Royal Proclamation of 1763
After the seven year war, from 1756-1763, the Royal Proclamation was created. Canada was under colonization and so they had to deal with the settlers and indigenous populations. A strategy they used to keep a peaceful relationship between these two groups was by creating the Royal Proclamation which was issued by King George III of Britain. The Proclamation built a system of government for former French colonies in North America. It also includes basic foundations for relations with the Aboriginals. An important part from the Proclamation was that Aboriginal land was separate from the land used for the North American colonies. The Royal Proclamation states that this land belongs to the Aboriginals for perpetuity. Also the could not be taken and only bought for British settlement and development. An Aboriginal group could only transfer lands to the British Crown, not to European settlers. This would occur as a formal individual nation-to-nation basis (from the Indian nation to the Crown). The law did not recognize Aboriginals as merely individuals ,but as distinct peoples and political units within the British imperial system with the right to negotiate with the Crown.
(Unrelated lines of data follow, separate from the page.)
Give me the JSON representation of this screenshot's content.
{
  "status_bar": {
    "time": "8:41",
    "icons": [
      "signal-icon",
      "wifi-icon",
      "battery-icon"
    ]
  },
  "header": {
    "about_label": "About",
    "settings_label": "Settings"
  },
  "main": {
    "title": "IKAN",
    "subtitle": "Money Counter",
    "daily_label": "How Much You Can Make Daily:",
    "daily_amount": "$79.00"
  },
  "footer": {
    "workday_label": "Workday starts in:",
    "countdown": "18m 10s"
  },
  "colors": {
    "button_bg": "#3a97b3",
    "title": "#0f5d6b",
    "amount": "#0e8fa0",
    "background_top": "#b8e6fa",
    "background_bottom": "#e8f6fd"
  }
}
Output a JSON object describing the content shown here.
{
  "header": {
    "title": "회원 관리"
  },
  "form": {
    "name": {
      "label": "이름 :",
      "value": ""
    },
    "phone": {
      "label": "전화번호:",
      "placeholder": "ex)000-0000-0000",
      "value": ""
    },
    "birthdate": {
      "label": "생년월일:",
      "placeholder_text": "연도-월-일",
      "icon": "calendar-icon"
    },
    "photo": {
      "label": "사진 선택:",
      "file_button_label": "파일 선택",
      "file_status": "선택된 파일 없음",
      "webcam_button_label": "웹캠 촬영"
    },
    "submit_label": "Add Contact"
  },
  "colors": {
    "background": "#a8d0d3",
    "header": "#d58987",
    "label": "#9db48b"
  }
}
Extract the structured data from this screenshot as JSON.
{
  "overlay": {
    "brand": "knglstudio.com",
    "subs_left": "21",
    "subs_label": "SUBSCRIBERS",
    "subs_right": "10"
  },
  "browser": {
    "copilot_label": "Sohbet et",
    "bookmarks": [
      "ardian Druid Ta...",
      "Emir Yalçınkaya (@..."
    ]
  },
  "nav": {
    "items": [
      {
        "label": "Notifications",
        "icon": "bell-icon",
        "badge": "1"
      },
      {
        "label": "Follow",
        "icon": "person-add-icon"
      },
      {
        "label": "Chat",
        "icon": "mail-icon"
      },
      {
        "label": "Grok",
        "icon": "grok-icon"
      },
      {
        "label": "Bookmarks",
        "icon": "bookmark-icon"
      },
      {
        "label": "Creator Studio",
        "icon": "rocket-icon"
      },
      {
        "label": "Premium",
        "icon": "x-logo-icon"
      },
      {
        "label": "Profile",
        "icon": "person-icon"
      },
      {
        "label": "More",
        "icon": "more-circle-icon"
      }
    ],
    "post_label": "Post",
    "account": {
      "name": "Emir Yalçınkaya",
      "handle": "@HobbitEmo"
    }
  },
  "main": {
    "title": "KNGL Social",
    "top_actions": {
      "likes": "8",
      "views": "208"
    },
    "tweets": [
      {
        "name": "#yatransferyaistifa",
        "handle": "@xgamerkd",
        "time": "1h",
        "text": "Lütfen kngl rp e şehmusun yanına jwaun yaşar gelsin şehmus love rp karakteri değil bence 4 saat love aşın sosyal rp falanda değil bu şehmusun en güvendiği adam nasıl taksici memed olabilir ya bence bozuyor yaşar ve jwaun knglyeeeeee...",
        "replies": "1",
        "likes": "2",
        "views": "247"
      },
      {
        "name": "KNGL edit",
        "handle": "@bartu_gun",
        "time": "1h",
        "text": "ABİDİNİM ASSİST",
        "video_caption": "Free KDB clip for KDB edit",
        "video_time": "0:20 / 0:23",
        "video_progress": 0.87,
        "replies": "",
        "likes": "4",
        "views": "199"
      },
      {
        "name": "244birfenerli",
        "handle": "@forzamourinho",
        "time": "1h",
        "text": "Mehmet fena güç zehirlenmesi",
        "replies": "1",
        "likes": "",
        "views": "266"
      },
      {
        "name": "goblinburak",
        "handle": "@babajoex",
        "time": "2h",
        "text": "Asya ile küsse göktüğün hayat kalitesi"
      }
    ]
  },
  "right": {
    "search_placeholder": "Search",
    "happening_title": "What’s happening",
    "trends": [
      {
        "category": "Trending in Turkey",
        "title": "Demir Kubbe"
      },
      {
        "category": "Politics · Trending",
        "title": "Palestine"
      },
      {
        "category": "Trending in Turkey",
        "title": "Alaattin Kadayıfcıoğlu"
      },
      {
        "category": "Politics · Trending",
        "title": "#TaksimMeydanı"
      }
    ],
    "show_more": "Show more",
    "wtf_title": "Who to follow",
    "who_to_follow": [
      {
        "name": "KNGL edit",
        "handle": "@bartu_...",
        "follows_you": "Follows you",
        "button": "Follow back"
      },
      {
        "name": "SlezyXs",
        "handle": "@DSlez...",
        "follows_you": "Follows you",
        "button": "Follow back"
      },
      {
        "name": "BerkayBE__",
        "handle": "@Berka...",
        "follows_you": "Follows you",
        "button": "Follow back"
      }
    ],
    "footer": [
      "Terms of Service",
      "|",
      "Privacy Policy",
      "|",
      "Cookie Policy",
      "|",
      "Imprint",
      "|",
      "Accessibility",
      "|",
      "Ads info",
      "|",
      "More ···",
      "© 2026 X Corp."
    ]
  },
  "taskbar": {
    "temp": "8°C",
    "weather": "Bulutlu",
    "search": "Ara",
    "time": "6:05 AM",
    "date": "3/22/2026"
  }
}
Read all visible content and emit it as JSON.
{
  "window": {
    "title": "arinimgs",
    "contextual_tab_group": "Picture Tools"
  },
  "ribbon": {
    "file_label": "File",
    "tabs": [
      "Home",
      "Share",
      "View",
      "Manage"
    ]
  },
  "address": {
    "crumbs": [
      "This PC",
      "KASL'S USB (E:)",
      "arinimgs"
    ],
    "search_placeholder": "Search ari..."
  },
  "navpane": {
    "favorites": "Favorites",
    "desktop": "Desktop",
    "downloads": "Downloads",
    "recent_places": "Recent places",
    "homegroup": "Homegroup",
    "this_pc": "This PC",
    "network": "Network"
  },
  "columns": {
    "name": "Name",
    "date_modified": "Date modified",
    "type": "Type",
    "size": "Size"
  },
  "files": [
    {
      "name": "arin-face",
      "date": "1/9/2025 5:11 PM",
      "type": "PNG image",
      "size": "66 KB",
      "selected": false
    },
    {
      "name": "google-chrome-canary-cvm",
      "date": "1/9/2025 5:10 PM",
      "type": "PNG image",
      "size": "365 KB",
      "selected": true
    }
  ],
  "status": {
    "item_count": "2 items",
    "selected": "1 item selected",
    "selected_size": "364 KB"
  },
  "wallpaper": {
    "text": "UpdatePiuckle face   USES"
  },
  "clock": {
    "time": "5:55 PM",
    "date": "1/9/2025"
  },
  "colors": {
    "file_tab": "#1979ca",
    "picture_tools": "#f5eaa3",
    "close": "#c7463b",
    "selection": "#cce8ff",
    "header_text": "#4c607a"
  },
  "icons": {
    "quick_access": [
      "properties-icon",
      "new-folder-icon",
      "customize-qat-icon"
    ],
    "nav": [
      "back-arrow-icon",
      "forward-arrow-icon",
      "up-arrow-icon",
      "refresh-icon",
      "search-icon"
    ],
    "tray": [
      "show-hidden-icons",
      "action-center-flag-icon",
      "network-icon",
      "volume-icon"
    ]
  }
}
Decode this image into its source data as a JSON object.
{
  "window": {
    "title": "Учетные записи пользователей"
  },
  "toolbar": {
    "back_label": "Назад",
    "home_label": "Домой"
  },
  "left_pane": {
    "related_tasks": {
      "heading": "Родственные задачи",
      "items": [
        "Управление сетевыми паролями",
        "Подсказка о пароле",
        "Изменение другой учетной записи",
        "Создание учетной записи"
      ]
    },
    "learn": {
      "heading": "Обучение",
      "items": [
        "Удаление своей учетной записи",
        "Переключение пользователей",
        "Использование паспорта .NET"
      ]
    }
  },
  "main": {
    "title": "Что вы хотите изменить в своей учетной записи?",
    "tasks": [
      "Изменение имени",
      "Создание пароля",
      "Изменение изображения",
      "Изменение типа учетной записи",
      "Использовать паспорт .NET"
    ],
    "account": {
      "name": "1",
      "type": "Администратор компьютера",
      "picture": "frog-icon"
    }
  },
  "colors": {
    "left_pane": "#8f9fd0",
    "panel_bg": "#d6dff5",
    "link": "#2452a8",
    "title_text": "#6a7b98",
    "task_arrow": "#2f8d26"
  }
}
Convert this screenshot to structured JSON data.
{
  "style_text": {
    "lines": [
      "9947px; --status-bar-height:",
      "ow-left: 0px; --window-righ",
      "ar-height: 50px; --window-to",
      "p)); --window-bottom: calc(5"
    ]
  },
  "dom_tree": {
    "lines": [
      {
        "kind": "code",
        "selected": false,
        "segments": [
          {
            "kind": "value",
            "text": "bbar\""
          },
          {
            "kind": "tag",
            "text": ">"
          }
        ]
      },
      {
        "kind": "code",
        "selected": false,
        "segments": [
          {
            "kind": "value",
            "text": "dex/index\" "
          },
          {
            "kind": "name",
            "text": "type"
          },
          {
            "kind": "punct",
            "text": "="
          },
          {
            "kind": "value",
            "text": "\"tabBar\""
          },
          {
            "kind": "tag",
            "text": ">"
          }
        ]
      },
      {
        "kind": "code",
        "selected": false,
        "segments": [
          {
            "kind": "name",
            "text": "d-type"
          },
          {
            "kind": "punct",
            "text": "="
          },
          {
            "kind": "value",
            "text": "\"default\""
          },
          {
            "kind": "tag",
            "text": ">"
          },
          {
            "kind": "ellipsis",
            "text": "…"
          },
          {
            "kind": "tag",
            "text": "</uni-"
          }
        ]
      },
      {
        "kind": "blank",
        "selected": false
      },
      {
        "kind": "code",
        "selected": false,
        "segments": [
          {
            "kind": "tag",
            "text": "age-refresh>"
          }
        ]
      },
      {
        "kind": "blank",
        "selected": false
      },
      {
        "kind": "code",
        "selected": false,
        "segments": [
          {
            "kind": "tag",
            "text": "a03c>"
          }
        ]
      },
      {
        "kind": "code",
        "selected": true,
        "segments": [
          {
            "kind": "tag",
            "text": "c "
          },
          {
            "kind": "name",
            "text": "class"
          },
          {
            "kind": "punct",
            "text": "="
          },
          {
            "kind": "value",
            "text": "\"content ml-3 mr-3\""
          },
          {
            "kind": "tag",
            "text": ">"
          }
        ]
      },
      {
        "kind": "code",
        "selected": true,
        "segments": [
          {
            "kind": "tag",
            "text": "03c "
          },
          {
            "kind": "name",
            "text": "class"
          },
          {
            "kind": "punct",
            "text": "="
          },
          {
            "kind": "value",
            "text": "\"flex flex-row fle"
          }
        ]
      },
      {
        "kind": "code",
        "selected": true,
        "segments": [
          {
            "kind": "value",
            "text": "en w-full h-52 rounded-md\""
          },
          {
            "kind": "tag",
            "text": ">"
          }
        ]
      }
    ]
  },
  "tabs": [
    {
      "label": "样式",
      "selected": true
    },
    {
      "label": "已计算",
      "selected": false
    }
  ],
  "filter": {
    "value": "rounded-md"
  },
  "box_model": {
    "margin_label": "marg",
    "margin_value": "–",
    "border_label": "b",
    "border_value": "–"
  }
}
Though Aboriginals were not seen as in total equality because they were living under the protection of the Crown. Their relationship is recognized as a fiduciary relationship. Another reason to why the Royal Proclamtion was set is because the Crown was concerned that Aboriginals were being exploited by the likes of the European settlers and colonial officials.
How did Aboriginals feel about the Proclamation?
The Aboriginals thought the Royal Proclamation was a good deal. They got protection from the Crown and had all the land they needed.
The Royal Proclamation can be read at this link: http://www.solon.org/Constitutions/Canada/English/PreConfederation/rp_1763.html
“The Royal Proclamation.” N.p., 20 Feb. 1996. Web. 13 June 2012. aaaaaaa<http://www.solon.org/Constitutions/Canada/English/PreConfederation/rp_1763.html>.